Since the dietary pattern analysis we are looking at seeks to derive dietary patterns that explain maximal variation in presumably important nutrients, it seeks to maximize r-squared. Thus, it makes no difference whether the relationship is positive or negative.
So the authors proposed that low intakes of saturated fat and high intakes of monounsaturated fat, polyunsaturated fat, vitamin E, folate, and B12 are likely to protect against Alzheimer’s. This is the model they consider biologically plausible. Obviously, we can criticize the biological plausibility of this model, but for now let’s focus on how they developed a dietary pattern that contradicts their own theory of biological plausibility.

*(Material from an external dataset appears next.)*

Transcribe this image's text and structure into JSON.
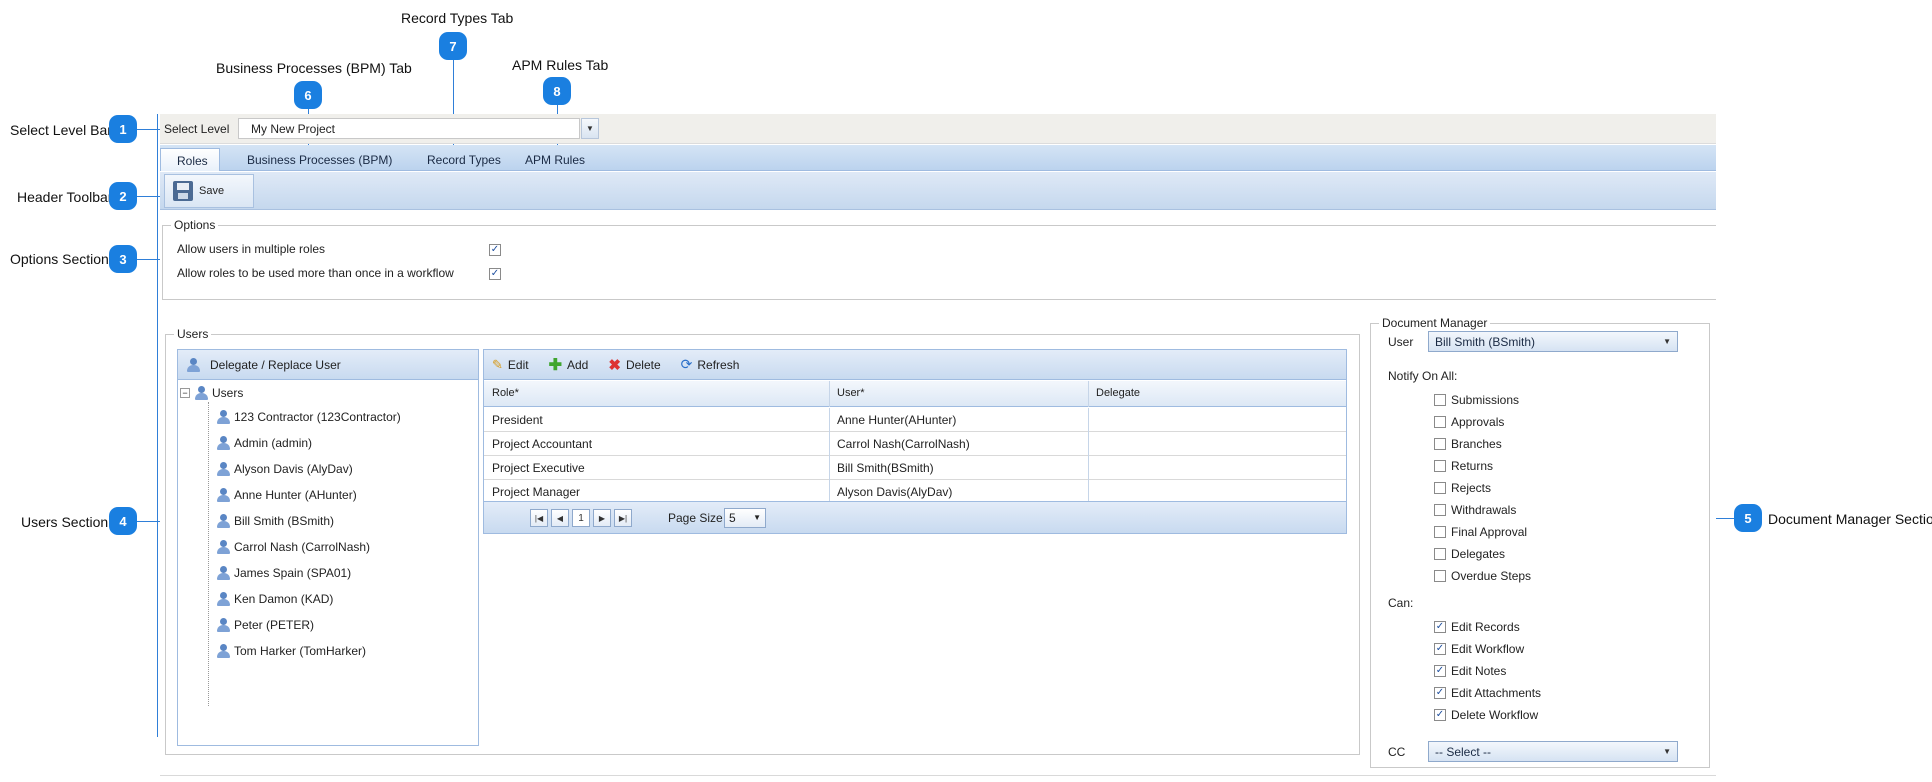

Biologically, it is very important whether a high intake or a low intake of vitamin B12 protects against Alzheimer’s. Thus, whether a dietary pattern is rich in B12 or poor in B12 is important to the biological plausibilty of the hypothesis that the dietary pattern has a cause-and-effect relationship to the disease. Mathematically, however, the direction of a relationship has no effect on the r-squared value between the food groups and the total score based on the seven presumably important nutrients. The method simply seeks to maximize the r-squared value, and thus pays no attention to the biological plausibility of the result.
In this case, these authors wound up creating a dietary pattern that was high in all the other factors they considered protective but low in vitamin B12. Was vitamin B12 itself associated with Alzheimer’s disease? No. The authors stated in their discussion:
The effect of a single nutrient or food item may be too small to detect. Indeed, none of the nutrients was significantly associated with [Alzheimer’s disease] risk in a fully adjusted model (data not shown).
Thus, we have a case of guilt by mathematic association.
End of Momentary Lapse Into Statistical Jargon
It should seem obvious at this point that dietary pattern analysis can indict certain foods simply because, for reasons of culture or individual preference, they happen to be correlated with other dietary factors. And these confounding factors are not just dietary. In fact, “Subjects who were older, less educated, and current smokers tended to adhere less to [dietary pattern 2].” Adherers to the pattern were more likely to be black or white than hispanic and were more likely to be women.
Although dietary pattern analysis may be “holistic,” this method seems to be taking two giant leaps backward for mankind. First, while good scientists are using observational studies to generate new hypotheses, this method creates observational studies whose use are limited to interpreting data within the framework of existing hypotheses. Second, while most statisticians are using methods to adjust for confouding variables, this method tries its hardest to introduce as many confounding variables as possible.
This method needs a heavy dose of reductionism.
Using Holism Properly— Within the Context of the Scientific Method
Like the watchmaker who reduces the watch to its component parts in order to put back together the whole in working order, we must approach science using reductionism and holism together.
Analyzing observational data should always start with the simplest approach — looking at simple, unadjusted correlations. Then we can slice and dice the data in many ways using many models in order to generate new ideas and new ways of looking at things. Ultimately, we test these ideas using experimentation.
It would be reductionist folly to test the effect of a single nutrient and make a conclusion about diet. This type of testing does have an appropriate place in determining the whys and hows of nutrition. Ultimately, however, the holistic complement to such reductionist research must be to perform experiments using dietary patterns that contain the “symphony” of nutrients working in concert.
Read more about the author, Chris Masterjohn, PhD, here.